Signature’s Sized-Down’Show Boat’ Doesn’t Skimp on Quality
Signature Theatre’s truncated adaptation of the sweeping American classic “Show Boat” might be viewed by some as a wrong turn on the great Mississippi River (which carries the play’s floating entertainment ship Cotton Blossom).
They might say the production is a scaled-down version of a masterpiece whose popularity rests on its grandiosity — as seen through the lives, loves and heartbreaks of three generations of show folk on the Mississippi. In fact, Signature’s 14-member musical ensemble is a far cry from the full orchestra used in the show’s 1927 premiere in the Ziegfeld Theatre on Broadway.
But for those who require more from theater than tradition, this production’s package of bittersweet Americana, timeless history lessons, and some of the most celebrated songs ever to grace the musical stage won’t go unnoticed. It also doesn’t hurt that its staging in an intimate 276-seat theater means there’s not a bad seat in the house.
Appreciation of Signature’s reinvention of what is known as “the first great American musical” is particularly important for a newer generation of audiences, according to Artistic Director Eric Schaeffer, who notes that “Show Boat” was “the first musical ever to deal with real social issues, politics and family dynamics, examined over the course of five decades of a changing American landscape.”
Social issues have a way of enduring throughout history, which makes the script still pertinent today. “Show Boat” had been criticized in the past for its blatant exposure of racial tensions, which were particularly high during the play’s era and landscape (the deep South in 1887 to the roaring 1920s in Chicago). It may no longer be a criminal act for a black to marry a white, as it was for the play’s character Julie (a mulatto who was passing for white) and Steve (who swallowed Julie’s blood so he would have at least “one drop of black blood in him” to legalize their marriage). Yet even today — in the Obama era — racial tensions still rear their ugly heads.

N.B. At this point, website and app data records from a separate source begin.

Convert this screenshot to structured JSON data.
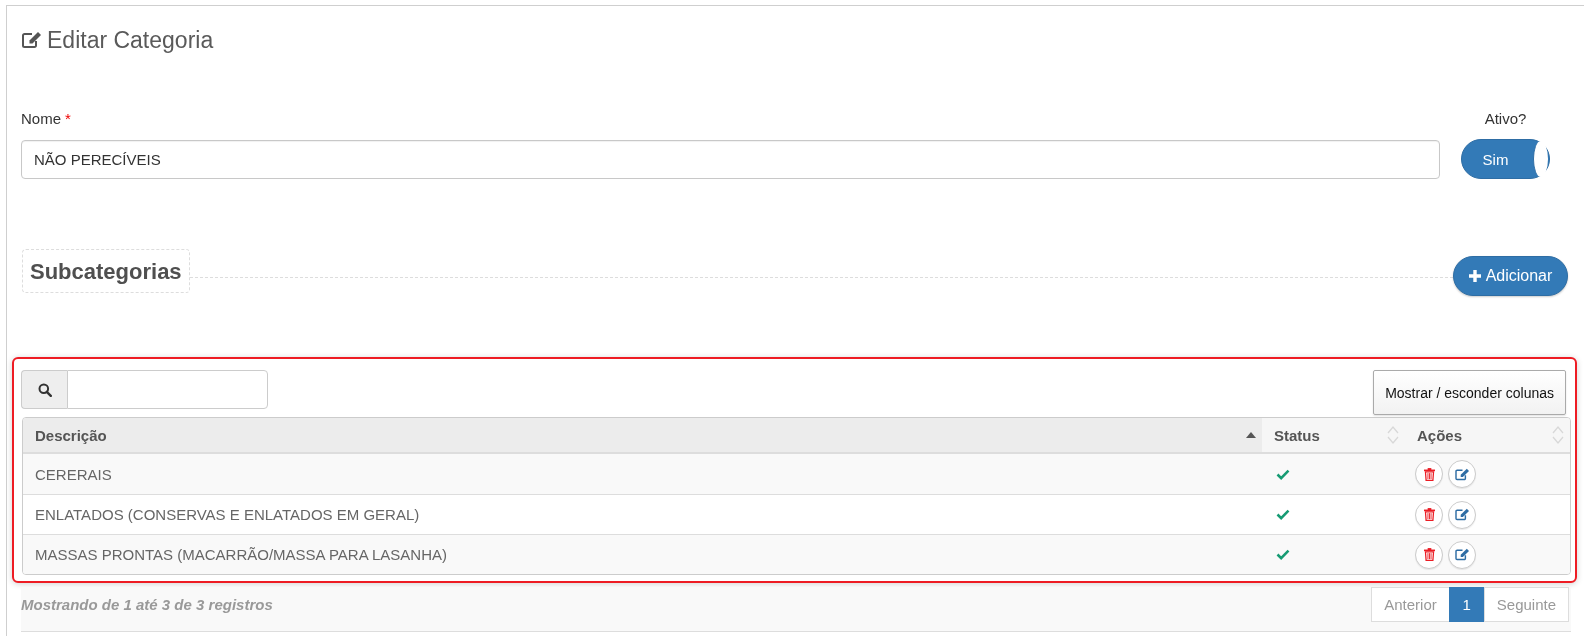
{
  "page": {
    "title": "Editar Categoria"
  },
  "form": {
    "name_field": {
      "label": "Nome",
      "required_mark": "*",
      "value": "NÃO PERECÍVEIS"
    },
    "active_toggle": {
      "label": "Ativo?",
      "text": "Sim",
      "on": true
    }
  },
  "subcategories": {
    "heading": "Subcategorias",
    "add_button": "Adicionar"
  },
  "table": {
    "columns_button": "Mostrar / esconder colunas",
    "columns": [
      {
        "label": "Descrição",
        "sorted": true
      },
      {
        "label": "Status",
        "sorted": false
      },
      {
        "label": "Ações",
        "sorted": false
      }
    ],
    "rows": [
      {
        "description": "CERERAIS",
        "active": true
      },
      {
        "description": "ENLATADOS (CONSERVAS E ENLATADOS EM GERAL)",
        "active": true
      },
      {
        "description": "MASSAS PRONTAS (MACARRÃO/MASSA PARA LASANHA)",
        "active": true
      }
    ]
  },
  "footer": {
    "info": "Mostrando de 1 até 3 de 3 registros",
    "pagination": {
      "previous": {
        "label": "Anterior",
        "disabled": true
      },
      "pages": [
        {
          "label": "1",
          "selected": true
        }
      ],
      "next": {
        "label": "Seguinte",
        "disabled": true
      }
    }
  }
}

What also endures is the play’s haunting contrast of lasting love and cruel prejudice, as well as the genius score by Oscar Hammerstein II and Jerome Kern, who created unforgettable songs like “Ol’ Man River” and “Can’t Help Lovin ’Dat Man.”
All of these elements still shine through in this latest, scaled-down rendition. Although James Kronzer’s set design is barebones — a wooden platform for the boat with ladders to an upper deck that is situated in front of the screened orchestra — its minimalism forces the audience’s imagination to take over. In the opening scene, “colored folk” (changed from the “n” word in earlier versions) create an imaginary field as they pick cotton off the stage floor. Water sound effects signify the Mississippi River, and momentary visual cues announce the passage of decades and changes in locale — Natchez, Miss., Chicago, and Greenville, S.C.
The show’s music and vocals are so strong that the visuals aren’t missed. This is especially true when Gaylord Ravenal, the leading man, played by Will Gartshore, walks onstage. Gartshore’s strong, clear singing effortlessly glides over the vocal range demanded by his part, which uses higher harmonies in the hit “Make Believe,” a lyrical duet he sings with the ship captain’s daughter, Magnolia. His dashing physique also makes it easy to believe he’s a handsome riverboat gambler.
The characters of Queenie, the ship’s main “negress” worker, and Cap’n Andy, are consistently on top of their game. They never break character and keep the audience firmly footed in the time period of the play without becoming caricatures. Andy, played by Harry Winter, resembles the mannerisms and features of Mickey Rooney, who played Cap’n Andy at the Kennedy Center in 1983. Queenie (played by Delores King Williams) shines with the somber “Mis’ry Comin Aroun,’” a number reintroduced by Signature that was cut from the play’s original production. A dancing highlight is Bobby Smith’s (as one of the ship’s entertainers) solo tap routine.
The rest of the cast is uneven when balancing acting and singing abilities. The good news is that where one cast member falters, another quickly raises the bar. Stephanie Waters as Magnolia, Andy’s impressionable daughter and Gaylord’s love interest, is gifted with the voice of a songbird, but could use some coaching in the acting department. Kimberly Schraf, as Parthy, the captain’s puritanical wife, acts her socks off but almost talks her way through her part in the duet “Why Do I Love You.” Duke Ellington graduate VaShawn McIlwain’s rendition of Ol’ Man River is powerful, but his character (as Joe, Queenie’s husband) at other times fades into the background, relying on Queenie to carry the scene.
Although “Show Boat” is at times corny, it contains enough brilliance to override tendencies toward mawkish sentimentality. Of course this production would be more sensational on a mammoth stage with miles of scenery. But for those who miss the extravagant excess of earlier productions, one need only to “make believe” here and their journey is guaranteed to be a smooth one along clear waters.
About the Author
Lisa Troshinsky is the theater reviewer for The Washington Diplomat.